[Data records]
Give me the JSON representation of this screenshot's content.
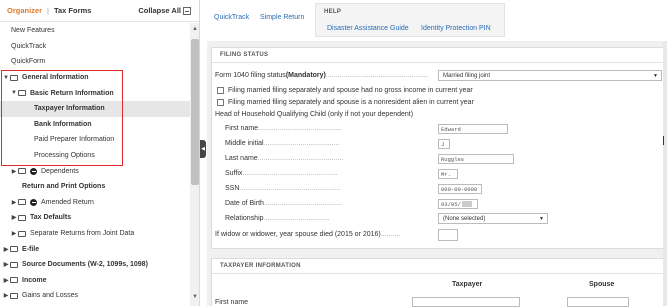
{
  "left": {
    "tab_organizer": "Organizer",
    "tab_sep": "|",
    "tab_taxforms": "Tax Forms",
    "collapse_all": "Collapse All",
    "items": [
      {
        "label": "New Features"
      },
      {
        "label": "QuickTrack"
      },
      {
        "label": "QuickForm"
      },
      {
        "label": "General Information"
      },
      {
        "label": "Basic Return Information"
      },
      {
        "label": "Taxpayer Information"
      },
      {
        "label": "Bank Information"
      },
      {
        "label": "Paid Preparer Information"
      },
      {
        "label": "Processing Options"
      },
      {
        "label": "Dependents"
      },
      {
        "label": "Return and Print Options"
      },
      {
        "label": "Amended Return"
      },
      {
        "label": "Tax Defaults"
      },
      {
        "label": "Separate Returns from Joint Data"
      },
      {
        "label": "E-file"
      },
      {
        "label": "Source Documents (W-2, 1099s, 1098)"
      },
      {
        "label": "Income"
      },
      {
        "label": "Gains and Losses"
      }
    ]
  },
  "topnav": {
    "quicktrack": "QuickTrack",
    "simple_return": "Simple Return",
    "help_title": "HELP",
    "disaster_guide": "Disaster Assistance Guide",
    "identity_pin": "Identity Protection PIN"
  },
  "filing": {
    "title": "FILING STATUS",
    "status_label": "Form 1040 filing status ",
    "status_mandatory": "(Mandatory)",
    "status_value": "Married filing joint",
    "cb1": "Filing married filing separately and spouse had no gross income in current year",
    "cb2": "Filing married filing separately and spouse is a nonresident alien in current year",
    "hoh": "Head of Household Qualifying Child (only if not your dependent)",
    "first_name_label": "First name",
    "first_name": "Edward",
    "middle_label": "Middle initial",
    "middle": "J",
    "last_label": "Last name",
    "last": "Ruggles",
    "suffix_label": "Suffix",
    "suffix": "Mr.",
    "ssn_label": "SSN",
    "ssn": "000-00-0000",
    "dob_label": "Date of Birth",
    "dob": "03/05/",
    "relationship_label": "Relationship",
    "relationship": "(None selected)",
    "widow_label": "If widow or widower, year spouse died (2015 or 2016)"
  },
  "taxpayer": {
    "title": "TAXPAYER INFORMATION",
    "col_taxpayer": "Taxpayer",
    "col_spouse": "Spouse",
    "first_name_label": "First name"
  },
  "colors": {
    "accent_orange": "#e07a2a",
    "link_blue": "#2a6db5",
    "highlight_red": "#e02b2b"
  }
}
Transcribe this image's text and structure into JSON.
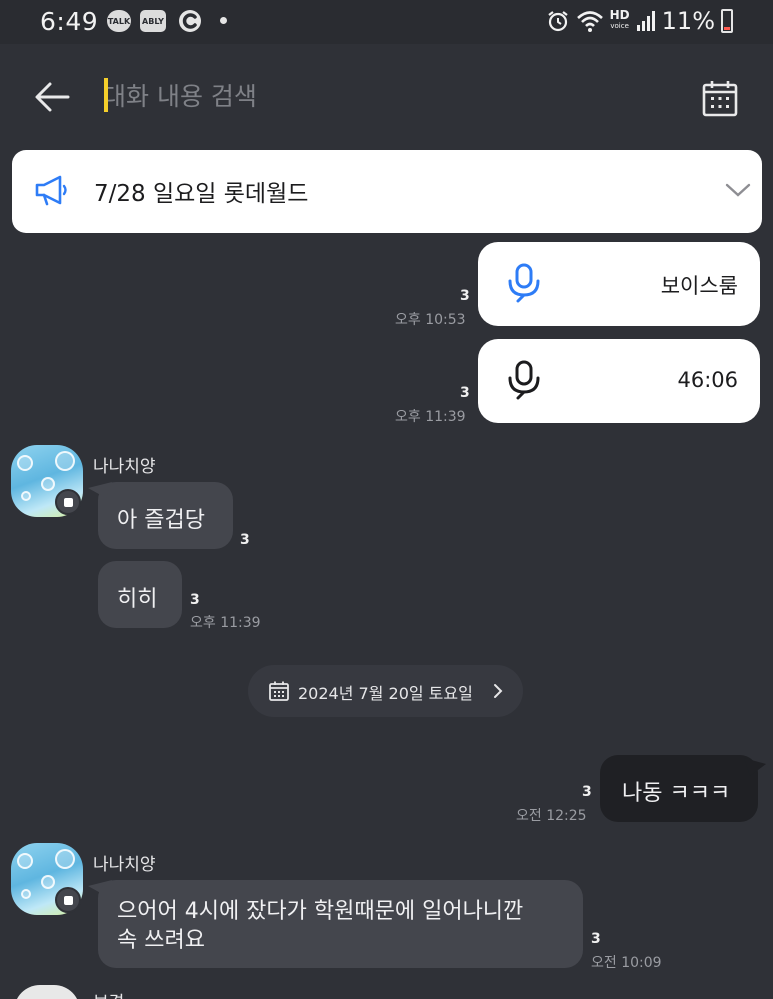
{
  "status_bar": {
    "time": "6:49",
    "app_talk": "TALK",
    "app_ably": "ABLY",
    "network": "HD",
    "network_sub": "voice",
    "battery": "11%"
  },
  "search": {
    "placeholder": "대화 내용 검색"
  },
  "notice": {
    "text": "7/28 일요일 롯데월드"
  },
  "messages": {
    "voiceroom": {
      "title": "보이스룸",
      "unread": "3",
      "time": "오후 10:53"
    },
    "voicecall": {
      "title": "46:06",
      "unread": "3",
      "time": "오후 11:39"
    },
    "group1": {
      "sender": "나나치양",
      "msg1": "아 즐겁당",
      "msg1_unread": "3",
      "msg2": "히히",
      "msg2_unread": "3",
      "msg2_time": "오후 11:39"
    },
    "date_divider": "2024년 7월 20일 토요일",
    "sent1": {
      "text": "나동 ㅋㅋㅋ",
      "unread": "3",
      "time": "오전 12:25"
    },
    "group2": {
      "sender": "나나치양",
      "msg_line1": "으어어 4시에 잤다가 학원때문에 일어나니깐",
      "msg_line2": "속 쓰려요",
      "unread": "3",
      "time": "오전 10:09"
    },
    "partial_sender": "보경"
  },
  "colors": {
    "background": "#2f3137",
    "bubble_received": "#44464d",
    "bubble_sent": "#1f2024",
    "voice_blue": "#2e7cf6",
    "caret_yellow": "#f5cf2b"
  }
}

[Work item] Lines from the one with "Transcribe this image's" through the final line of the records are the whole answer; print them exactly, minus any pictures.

[Answer to this exercise]
Transcribe this image's text and structure into JSON.
{
  "status_bar": {
    "time": "6:49",
    "app_talk": "TALK",
    "app_ably": "ABLY",
    "network": "HD",
    "network_sub": "voice",
    "battery": "11%"
  },
  "search": {
    "placeholder": "대화 내용 검색"
  },
  "notice": {
    "text": "7/28 일요일 롯데월드"
  },
  "messages": {
    "voiceroom": {
      "title": "보이스룸",
      "unread": "3",
      "time": "오후 10:53"
    },
    "voicecall": {
      "title": "46:06",
      "unread": "3",
      "time": "오후 11:39"
    },
    "group1": {
      "sender": "나나치양",
      "msg1": "아 즐겁당",
      "msg1_unread": "3",
      "msg2": "히히",
      "msg2_unread": "3",
      "msg2_time": "오후 11:39"
    },
    "date_divider": "2024년 7월 20일 토요일",
    "sent1": {
      "text": "나동 ㅋㅋㅋ",
      "unread": "3",
      "time": "오전 12:25"
    },
    "group2": {
      "sender": "나나치양",
      "msg_line1": "으어어 4시에 잤다가 학원때문에 일어나니깐",
      "msg_line2": "속 쓰려요",
      "unread": "3",
      "time": "오전 10:09"
    },
    "partial_sender": "보경"
  },
  "colors": {
    "background": "#2f3137",
    "bubble_received": "#44464d",
    "bubble_sent": "#1f2024",
    "voice_blue": "#2e7cf6",
    "caret_yellow": "#f5cf2b"
  }
}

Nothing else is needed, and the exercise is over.